“VM Reliability Tester” is a software that tests performance and reliability of virtual machines that are hosted in an OpenStack cloud platform. It evaluates the failure rate of VMs by performing a stress test on them. VM Reliability Tester installs OpenStack virtual machines, uploads a test program to them, runs this test program remotely and then captures program execution times to determine reliability of the virtual machines. If the test program takes a significant amount of time to complete, this is considered to result in a VM failure. Such deviations in execution time are an important benchmark for testing performance and reliability of your OpenStack environment.
Why VM Reliability Tester?
Cloud computing (or to be more precise: virtualization) is providing virtual resources instead of physical ones. The performance of virtual resources is hidden from the user, because virtual resources are abstracting form the physical hardware layer. As a system administrator you still might want to know how your virtual machines react under heavy load and you want true performance measurements – instead of promises by your cloud vendor. Therefore it might be an advantage to test the reaction of virtual machines that you have created in your OpenStack cloud and measuring the VM performance before creating a productive infrastructure and deploy productive applications on them. VM Reliability Tester delivers you estimates on how your VM performs when it is running applications. With the data produced by VM Reliability Tester you will be able to:
- Check if your VM is performing well enough to serve your performance requirements.
- Benchmark VM images in terms of application performance.
- Benchmark OpenStack platforms from different vendors.
- Acquire data that helps you to shape SLAs and underpinning contracts.
How does it work?
VM Reliability Tester uses a “master” VM which serves to create test VMs and upload test programs to them. The master VM first configures the test VMs and then runs the uploaded test programs. Test program runs are repeated in a (configurable) batch of several program runs. The test programs executes for the configured number of times on the test VMs and logs execution time of each test program run. After a batch of test program runs has finished, the master VM captures the logged execution times and calculates the mean and standard deviation of execution times in the batch. If a test program run took longer than the batch mean plus 3 standard deviations, it is considered as a failure and logged by the master VM in a file called “f_rates.csv”.
Based on the numbers of batches and test program runs per batch as well as the number of failures, VM Reliability Tester computes a failure rate sample. This sample is then used to predict failure rate estimates in productive VM infrastructures.
Setup and Installation
Prerequisites for installation of VM Reliability Tester are:
- You must have valid OpenStack authentication credentials and provide them in the setup file “openrc.py”.
- You have to provide a private/public keypair for authentication with the VMs that you own.
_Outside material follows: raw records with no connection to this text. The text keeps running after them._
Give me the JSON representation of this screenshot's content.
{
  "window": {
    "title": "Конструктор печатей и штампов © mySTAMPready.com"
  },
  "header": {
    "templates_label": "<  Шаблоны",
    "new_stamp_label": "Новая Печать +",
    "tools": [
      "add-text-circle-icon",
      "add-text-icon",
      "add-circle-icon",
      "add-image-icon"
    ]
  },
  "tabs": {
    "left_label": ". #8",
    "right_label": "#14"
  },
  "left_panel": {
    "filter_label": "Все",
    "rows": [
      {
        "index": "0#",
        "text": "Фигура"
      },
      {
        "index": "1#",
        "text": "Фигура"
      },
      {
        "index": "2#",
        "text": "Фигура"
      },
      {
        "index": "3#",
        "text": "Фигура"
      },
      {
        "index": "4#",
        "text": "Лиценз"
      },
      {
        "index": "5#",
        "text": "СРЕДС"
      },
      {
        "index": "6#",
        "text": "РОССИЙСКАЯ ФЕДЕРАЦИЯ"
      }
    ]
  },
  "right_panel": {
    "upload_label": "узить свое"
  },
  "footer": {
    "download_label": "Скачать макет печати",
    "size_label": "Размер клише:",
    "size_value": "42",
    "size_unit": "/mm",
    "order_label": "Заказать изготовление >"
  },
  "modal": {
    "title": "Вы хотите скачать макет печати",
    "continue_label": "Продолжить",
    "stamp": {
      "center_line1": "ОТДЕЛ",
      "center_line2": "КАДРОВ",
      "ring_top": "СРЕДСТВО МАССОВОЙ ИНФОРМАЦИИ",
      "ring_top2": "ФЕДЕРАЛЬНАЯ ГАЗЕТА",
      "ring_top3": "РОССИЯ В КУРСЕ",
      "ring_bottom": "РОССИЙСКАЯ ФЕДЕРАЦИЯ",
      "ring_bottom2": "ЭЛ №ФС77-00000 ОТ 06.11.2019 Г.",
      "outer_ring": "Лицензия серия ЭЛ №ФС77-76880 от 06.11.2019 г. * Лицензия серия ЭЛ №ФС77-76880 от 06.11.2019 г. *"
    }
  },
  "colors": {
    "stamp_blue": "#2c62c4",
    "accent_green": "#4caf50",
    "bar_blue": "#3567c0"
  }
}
Local path to your public and private key file must be added to a “config.ini” and “remote_config.ini” file.
- You must own a PC or labtop and have Python and some Python libraries installed on top of it.
Installation of the tool is done easily by cloning the Github repository and changing the contents of the files openrc.py, config.ini and remote_config.ini. Once you have cloned VM Reliability Tester repository and performed the configuration file changes, you must only run vm-reliability-tester.py. The script will create some csv files that contain failure rates of the VMs and the possible distributions of the failure rate.
VM Reliability Tester is available on the following Github-Page: